- [What this task involves]: Scan the entries for the string "title" and give the number of lines that have it, nothing further.

- [Input for this task]:
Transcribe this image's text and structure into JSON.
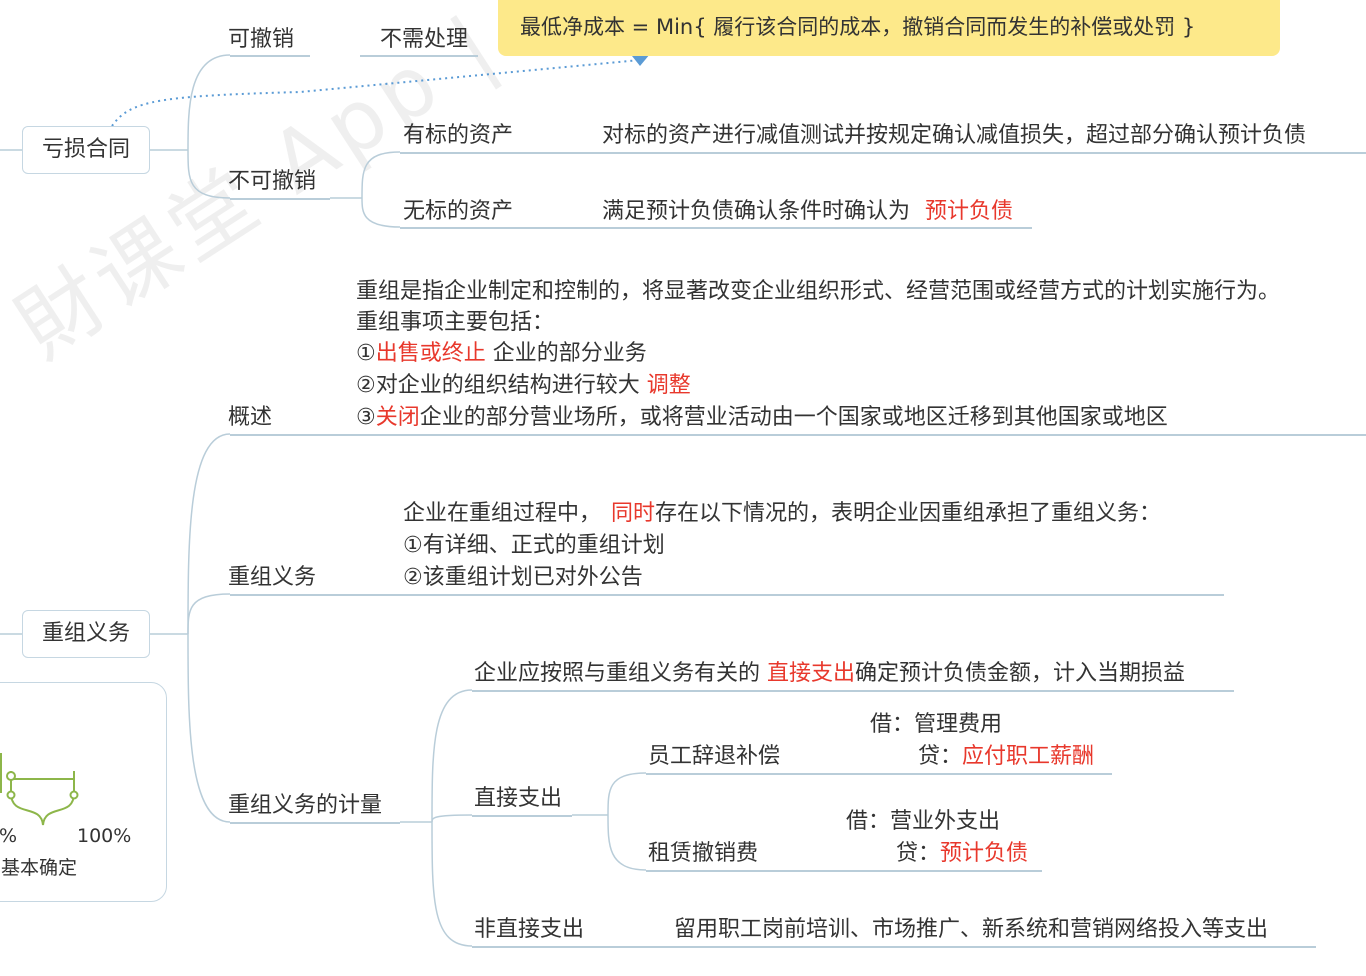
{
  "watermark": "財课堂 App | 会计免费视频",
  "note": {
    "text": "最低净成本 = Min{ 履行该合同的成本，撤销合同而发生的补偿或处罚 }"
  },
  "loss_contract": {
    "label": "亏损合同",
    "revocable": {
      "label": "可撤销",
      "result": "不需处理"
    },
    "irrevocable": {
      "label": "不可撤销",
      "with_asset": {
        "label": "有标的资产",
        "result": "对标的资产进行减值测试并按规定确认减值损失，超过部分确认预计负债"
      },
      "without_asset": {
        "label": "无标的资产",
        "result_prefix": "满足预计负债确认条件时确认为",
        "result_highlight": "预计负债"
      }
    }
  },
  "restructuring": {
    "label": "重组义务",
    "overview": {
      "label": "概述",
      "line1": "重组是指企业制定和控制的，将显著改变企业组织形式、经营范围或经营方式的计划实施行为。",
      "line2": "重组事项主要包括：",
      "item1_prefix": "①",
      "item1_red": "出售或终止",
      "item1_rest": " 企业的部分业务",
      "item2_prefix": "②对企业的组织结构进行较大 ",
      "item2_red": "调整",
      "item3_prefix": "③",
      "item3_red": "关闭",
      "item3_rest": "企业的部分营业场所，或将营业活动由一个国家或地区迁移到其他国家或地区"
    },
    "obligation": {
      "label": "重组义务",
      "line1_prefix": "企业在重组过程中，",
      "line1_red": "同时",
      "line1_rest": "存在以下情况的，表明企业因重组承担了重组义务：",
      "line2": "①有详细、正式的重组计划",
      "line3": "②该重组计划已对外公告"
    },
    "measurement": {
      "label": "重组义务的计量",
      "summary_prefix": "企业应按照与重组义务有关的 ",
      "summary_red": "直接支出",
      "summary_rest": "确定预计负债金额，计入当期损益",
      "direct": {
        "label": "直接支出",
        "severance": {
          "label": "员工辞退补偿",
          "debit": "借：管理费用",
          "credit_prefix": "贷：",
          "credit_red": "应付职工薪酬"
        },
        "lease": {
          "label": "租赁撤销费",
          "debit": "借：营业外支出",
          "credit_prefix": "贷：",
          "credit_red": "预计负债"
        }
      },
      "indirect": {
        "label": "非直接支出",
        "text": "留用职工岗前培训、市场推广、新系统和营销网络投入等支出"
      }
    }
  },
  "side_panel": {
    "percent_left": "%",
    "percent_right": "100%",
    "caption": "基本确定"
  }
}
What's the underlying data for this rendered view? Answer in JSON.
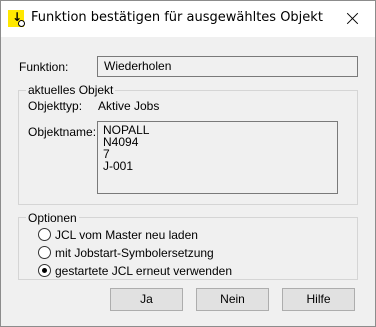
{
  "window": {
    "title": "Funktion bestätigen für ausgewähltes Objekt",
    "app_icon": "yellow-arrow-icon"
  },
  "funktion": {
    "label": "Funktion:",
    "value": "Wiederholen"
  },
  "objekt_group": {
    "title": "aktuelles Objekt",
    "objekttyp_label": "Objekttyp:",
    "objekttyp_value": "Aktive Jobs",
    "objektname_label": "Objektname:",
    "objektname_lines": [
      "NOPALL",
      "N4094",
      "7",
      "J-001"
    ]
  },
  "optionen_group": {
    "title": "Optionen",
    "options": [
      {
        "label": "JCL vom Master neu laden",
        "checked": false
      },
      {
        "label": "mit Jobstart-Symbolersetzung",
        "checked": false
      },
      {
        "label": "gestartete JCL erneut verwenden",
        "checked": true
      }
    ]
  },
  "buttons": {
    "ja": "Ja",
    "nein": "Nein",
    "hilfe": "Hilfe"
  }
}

- [Result for this exercise]: 3